Your instructions: Find every line in the records that holds the string "true". Copy each one.

Provided entries:
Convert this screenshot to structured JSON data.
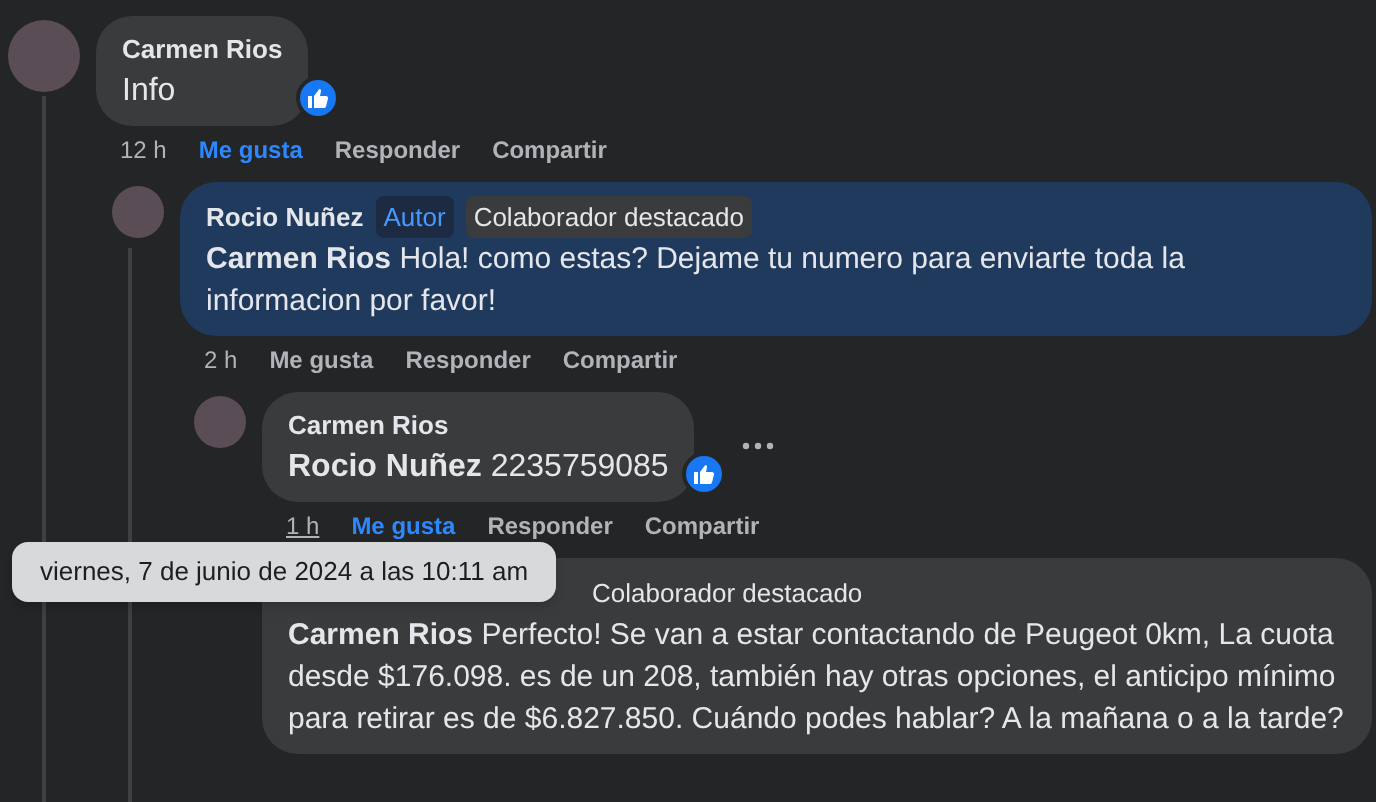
{
  "comments": [
    {
      "author": "Carmen Rios",
      "text": "Info",
      "highlighted": false,
      "liked": true,
      "show_more": false,
      "time": "12 h",
      "time_underlined": false,
      "actions": [
        {
          "label": "Me gusta",
          "selected": true
        },
        {
          "label": "Responder",
          "selected": false
        },
        {
          "label": "Compartir",
          "selected": false
        }
      ],
      "children": [
        {
          "author": "Rocio Nuñez",
          "badges": [
            {
              "label": "Autor",
              "kind": "author"
            },
            {
              "label": "Colaborador destacado",
              "kind": "contributor"
            }
          ],
          "mention": "Carmen Rios",
          "text": "Hola! como estas? Dejame tu numero para enviarte toda la informacion por favor!",
          "highlighted": true,
          "liked": false,
          "show_more": false,
          "time": "2 h",
          "time_underlined": false,
          "actions": [
            {
              "label": "Me gusta",
              "selected": false
            },
            {
              "label": "Responder",
              "selected": false
            },
            {
              "label": "Compartir",
              "selected": false
            }
          ],
          "children": [
            {
              "author": "Carmen Rios",
              "mention": "Rocio Nuñez",
              "text": "2235759085",
              "highlighted": false,
              "liked": true,
              "show_more": true,
              "time": "1 h",
              "time_underlined": true,
              "actions": [
                {
                  "label": "Me gusta",
                  "selected": true
                },
                {
                  "label": "Responder",
                  "selected": false
                },
                {
                  "label": "Compartir",
                  "selected": false
                }
              ]
            },
            {
              "badges": [
                {
                  "label": "Colaborador destacado",
                  "kind": "contributor"
                }
              ],
              "mention": "Carmen Rios",
              "text": "Perfecto! Se van a estar contactando de Peugeot 0km, La cuota desde $176.098. es de un 208, también hay otras opciones, el anticipo mínimo para retirar es de $6.827.850. Cuándo podes hablar? A la mañana o a la tarde?",
              "highlighted": false,
              "liked": false,
              "show_more": false
            }
          ]
        }
      ]
    }
  ],
  "tooltip": {
    "text": "viernes, 7 de junio de 2024 a las 10:11 am"
  }
}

Written response:
      "liked": true,
          "selected": true
          "highlighted": true,
              "liked": true,
              "show_more": true,
              "time_underlined": true,
                  "selected": true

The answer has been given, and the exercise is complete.